Looking for something new and exciting to tap into on your smartphone or tablet? You’re in luck: March brought the most compelling slate of iOS and Android releases so far in 2019, and we’ve picked five of the top games from the pack.
The rhythmic roguelike action of Crypt of the NecroDancer: Amplified leads March’s list, while games such as Sprout: Idle Garden and Rest in Pieces offer other kinds of entertaining on-the-go experiences. Give these games a shot and loop back on February’s picks for other recent options.
Crypt of the NecroDancer: Amplified
Crypt of the NecroDancer is an incredibly charming, one-of-a-kind hybrid of roguelike dungeon crawlers and rhythm games. Every movement and action must be done to the beat of the music — and that pace changes with each new area — giving the play experience a unique feel.
And it’s a great fit for touch devices, as the previous mobile release made clear, but Crypt of the NecroDancer: Amplified is something of an ultimate edition for the game. It features the prequel, which was paid DLC on other platforms, along with the entire (previously-released) core game in one new, standalone release. That’s kind of an odd approach, but it’s an extra-great deal for newcomers.
Available on iOS, $4.99
Sprout: Idle Garden
Every other game on this month’s list is heavy or intense, but Sprout: Idle Garden is thankfully not. It’s a respite — a low-key, play-at-your-own-pace gardening game that doesn’t push or prod you. Heck, you can just let the game play itself if you please.
As the title suggests, Sprout: Idle Garden shares some commonalities with simple idle clicker games, as you can harvest grown flowers yourself or just let the little gardeners do it at their own, slower pace. But the real joy here is in gradually expanding your garden, building new kinds of layouts and arrangements while incorporating unlocked flower types. Frazzled after a hellish day? Take a breath, grab your iPhone, and tend your digital garden for a bit.
Available on iOS, free
Frag Pro Shooter
Frag Pro Shooter looks like a combination of Overwatch and Midway’s final arcade game, The Grid. It’s a shooter with various character types and classes, but it takes place on what appears to be an obstacle course of a TV show. That’s an interesting combo, and it’s not the end of developer Oh BiBi’s genre twists.

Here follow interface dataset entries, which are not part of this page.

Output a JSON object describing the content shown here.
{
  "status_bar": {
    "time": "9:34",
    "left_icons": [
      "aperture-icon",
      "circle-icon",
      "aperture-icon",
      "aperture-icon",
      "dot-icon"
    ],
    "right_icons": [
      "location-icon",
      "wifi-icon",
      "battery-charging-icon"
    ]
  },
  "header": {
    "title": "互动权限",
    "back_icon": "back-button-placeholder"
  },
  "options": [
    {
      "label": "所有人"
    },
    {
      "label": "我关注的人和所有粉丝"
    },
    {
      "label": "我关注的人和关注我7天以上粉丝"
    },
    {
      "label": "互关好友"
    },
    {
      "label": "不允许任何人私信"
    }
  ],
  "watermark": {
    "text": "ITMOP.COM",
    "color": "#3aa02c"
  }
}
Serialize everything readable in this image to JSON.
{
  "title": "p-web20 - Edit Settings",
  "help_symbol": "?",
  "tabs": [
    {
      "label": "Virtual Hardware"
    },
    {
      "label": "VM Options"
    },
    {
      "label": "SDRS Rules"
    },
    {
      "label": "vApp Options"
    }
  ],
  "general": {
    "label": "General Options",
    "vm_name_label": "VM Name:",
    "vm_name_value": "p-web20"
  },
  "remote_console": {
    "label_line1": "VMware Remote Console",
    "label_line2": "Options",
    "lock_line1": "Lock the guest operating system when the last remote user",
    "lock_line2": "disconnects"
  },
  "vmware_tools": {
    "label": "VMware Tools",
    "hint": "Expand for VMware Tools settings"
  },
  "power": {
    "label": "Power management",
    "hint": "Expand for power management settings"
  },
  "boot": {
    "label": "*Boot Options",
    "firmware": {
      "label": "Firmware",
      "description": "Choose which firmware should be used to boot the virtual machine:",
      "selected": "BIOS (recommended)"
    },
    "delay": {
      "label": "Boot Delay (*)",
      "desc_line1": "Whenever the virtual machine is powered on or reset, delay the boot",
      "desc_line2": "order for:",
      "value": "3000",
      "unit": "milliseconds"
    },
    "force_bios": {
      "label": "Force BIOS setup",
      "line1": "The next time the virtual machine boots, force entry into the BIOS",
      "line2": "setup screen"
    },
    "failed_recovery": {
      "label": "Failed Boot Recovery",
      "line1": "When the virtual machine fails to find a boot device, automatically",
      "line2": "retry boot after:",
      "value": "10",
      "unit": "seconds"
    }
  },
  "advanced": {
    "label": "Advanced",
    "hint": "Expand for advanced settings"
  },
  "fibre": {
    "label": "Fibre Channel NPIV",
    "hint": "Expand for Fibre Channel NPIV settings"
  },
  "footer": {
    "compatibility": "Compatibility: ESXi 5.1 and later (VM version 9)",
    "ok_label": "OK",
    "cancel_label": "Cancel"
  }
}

Frag is a team-based objective shooter, but you’re the only human player on your team. Your teammates are controlled by the AI and, when your hero is fragged, you can swap over and take control of anyone else on your squad. That squad is constructed with collected cards, with a very Clash Royale-esque progression system attached. It’s perhaps not as satisfying as a true team-based shooter with a full roster of real-life allies, but Frag definitely entertains.
Rest in Pieces
I can’t decide which part of Rest in Pieces is more disturbing: the fact that you’re swinging a human porcelain doll like a pendulum across an endless path of jagged rocks, or that there’s a haunting clown with glowing eyes (or other ominous creature) staring you down the entire time.
Rest in Pieces is essentially an endless runner, although it’s quite unlike most games in that genre. Beyond the eerie atmospherics, success here is all about momentum as the doll swings back and forth, and you try to nudge it more in one direction or the other to avoid shattering the glossy figure against the next hazard. It’ll smash to bits eventually, of course, but prolonging the inevitable is pretty amusing.
Monsters with Attitude
Monsters with Attitude isn’t the most enticing mae for what’s actually a very entertaining multiplayer game. Developer Keen Flare’s latest builds off of a simple competitive premise, challenging your monster to grow larger and larger by smashing everything in sight ... including rival players.
The meatiest monster at the end of each match prevails, but Monsters with Attitude adds a sense of progression. You’ll unlock new upgrades along the way, as well as additional monsters that have unique special abilities. The actual battles keep things simple throughout, with just a couple of minutes of rapid mashing, but there’s a satisfying flow to the chaos.